    While lying on your back or seated in a chair, place one hand on your chest and one hand on your stomach. When you inhale, the hand on your stomach should rise, with minimal movement occurring and the hand on your chest. On the next inhalation, in addition to the bottom hand rising, try to draw the rib cage down away from your head and expanding it out to the right and left. This encourages the diaphragm to strengthen, and help increase your breathing capacity. Try this for a few minutes at a time, slowly building the time that you do it each day. Common mistakes: tensing any part of your head/neck/upper body, the upper hand rising on the inhale, therefore using other muscles before your diaphragm to encourage breath.


About Adrian Wright-Fitzgerald, O2X On-Site Specialist with Boston Fire Department

Being an athletic trainer my whole career, I have focused on evaluating and treating injury and illness when and sometimes after they occur.
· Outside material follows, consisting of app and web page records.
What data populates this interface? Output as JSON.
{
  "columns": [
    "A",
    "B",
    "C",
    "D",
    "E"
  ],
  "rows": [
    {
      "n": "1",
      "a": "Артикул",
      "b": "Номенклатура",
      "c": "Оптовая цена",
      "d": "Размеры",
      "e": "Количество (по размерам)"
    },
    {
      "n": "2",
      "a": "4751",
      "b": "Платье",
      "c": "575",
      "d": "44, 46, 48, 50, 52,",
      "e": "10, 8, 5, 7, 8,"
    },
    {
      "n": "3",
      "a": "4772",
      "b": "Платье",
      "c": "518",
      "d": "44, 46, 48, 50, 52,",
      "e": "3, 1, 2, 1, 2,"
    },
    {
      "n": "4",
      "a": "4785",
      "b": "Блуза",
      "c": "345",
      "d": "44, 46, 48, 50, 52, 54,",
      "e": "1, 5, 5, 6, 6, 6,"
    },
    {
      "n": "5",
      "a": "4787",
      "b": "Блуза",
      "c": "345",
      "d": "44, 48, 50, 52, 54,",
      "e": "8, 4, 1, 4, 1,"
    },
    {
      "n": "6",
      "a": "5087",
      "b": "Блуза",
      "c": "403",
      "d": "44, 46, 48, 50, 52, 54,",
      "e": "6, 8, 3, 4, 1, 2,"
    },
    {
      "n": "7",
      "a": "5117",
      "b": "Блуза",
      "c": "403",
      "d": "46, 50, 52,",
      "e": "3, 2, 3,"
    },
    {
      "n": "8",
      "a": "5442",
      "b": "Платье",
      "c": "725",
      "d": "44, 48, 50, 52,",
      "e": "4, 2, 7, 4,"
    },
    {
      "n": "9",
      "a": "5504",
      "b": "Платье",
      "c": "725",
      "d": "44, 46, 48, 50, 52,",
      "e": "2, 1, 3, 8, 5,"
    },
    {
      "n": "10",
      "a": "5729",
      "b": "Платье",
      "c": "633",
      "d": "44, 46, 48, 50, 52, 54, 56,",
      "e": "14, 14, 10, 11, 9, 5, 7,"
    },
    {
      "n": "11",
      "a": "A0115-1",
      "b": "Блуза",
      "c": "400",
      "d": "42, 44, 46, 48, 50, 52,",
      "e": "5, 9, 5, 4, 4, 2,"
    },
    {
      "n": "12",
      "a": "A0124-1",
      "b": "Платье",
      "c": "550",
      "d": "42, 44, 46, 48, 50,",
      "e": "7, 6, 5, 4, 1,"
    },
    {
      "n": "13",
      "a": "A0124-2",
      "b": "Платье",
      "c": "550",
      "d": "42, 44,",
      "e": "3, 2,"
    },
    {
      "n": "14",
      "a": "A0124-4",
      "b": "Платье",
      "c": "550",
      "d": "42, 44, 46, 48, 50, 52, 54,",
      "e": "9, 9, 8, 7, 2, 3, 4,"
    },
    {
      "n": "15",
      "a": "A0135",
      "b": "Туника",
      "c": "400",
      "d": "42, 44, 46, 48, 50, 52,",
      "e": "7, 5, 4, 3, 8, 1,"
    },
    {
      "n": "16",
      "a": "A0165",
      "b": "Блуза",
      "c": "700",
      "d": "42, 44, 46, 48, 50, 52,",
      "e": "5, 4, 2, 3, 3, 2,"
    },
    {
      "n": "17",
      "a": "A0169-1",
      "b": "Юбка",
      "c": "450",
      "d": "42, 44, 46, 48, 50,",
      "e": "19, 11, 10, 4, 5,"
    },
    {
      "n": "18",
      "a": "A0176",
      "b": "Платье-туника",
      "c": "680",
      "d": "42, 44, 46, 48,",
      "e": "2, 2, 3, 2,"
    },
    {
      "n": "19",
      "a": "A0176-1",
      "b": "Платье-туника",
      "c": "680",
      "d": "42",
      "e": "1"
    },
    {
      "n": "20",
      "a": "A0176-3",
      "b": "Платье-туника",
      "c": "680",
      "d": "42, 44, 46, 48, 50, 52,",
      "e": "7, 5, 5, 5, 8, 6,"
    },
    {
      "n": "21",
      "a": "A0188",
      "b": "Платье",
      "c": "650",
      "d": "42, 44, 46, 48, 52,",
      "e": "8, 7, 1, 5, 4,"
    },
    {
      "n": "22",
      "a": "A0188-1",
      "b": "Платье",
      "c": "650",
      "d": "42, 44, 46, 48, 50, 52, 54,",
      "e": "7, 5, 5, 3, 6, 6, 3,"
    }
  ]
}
The more I learn about the things we need to be
healthy (not just get healthy after injury), I have become passionate about building an upstream culture of whole person health promotion, to decrease the high rates of preventable injuries that occur in tactical athlete populations.

Top notch sports medicine access is available for intercollegiate and professional athletes, but there is meager and suboptimal access to similar providers for tactical athletes. Embedding healthcare professionals and human performance specialists into operational organizations will help ensure they understand the mission, culture, and most importantly the needs of the end users. This helps bridge gaps in care in order to prevent injuries, manage “nagging” injuries while athletes are still on duty, and promote whole person health and wellness.

My role is to be accessible to the 1500 firefighters in Boston and build relationships with each house. I deliver exercise, expertise, and am an extension of the O2X program so that members stay healthy for their entire careers, and are able to return to performance stronger than when they may have had to leave due to injury. What I love about the opportunity to be embedded with both O2X and BFD is the squad of experts I have access to in order to address any facet of health and performance that tactical athletes need. Injuries cannot be prevented through only movement and rehab, and I have the ability to be a direct liaison and resource to the athletes by delivering expertise from our specialists in the areas of strength and conditioning, nutrition, sleep, mental resilience, etc.

Some of our initial anticipated impacts associated with this position are increased fire ground performance, decreased injury rates, implementation of screenings to detect and mitigate risk, and cost savings associated with fewer injury and wellness-related leave. My long-term hope as an O2X human performance specialist is to foster a continued emphasis on a lifelong “athlete mentality” and focus on building a culture that promotes comprehensive health and wellness.

As with all of O2X’s programs, my goal is to encourage the department to optimize performance by focusing on getting 1% better every day.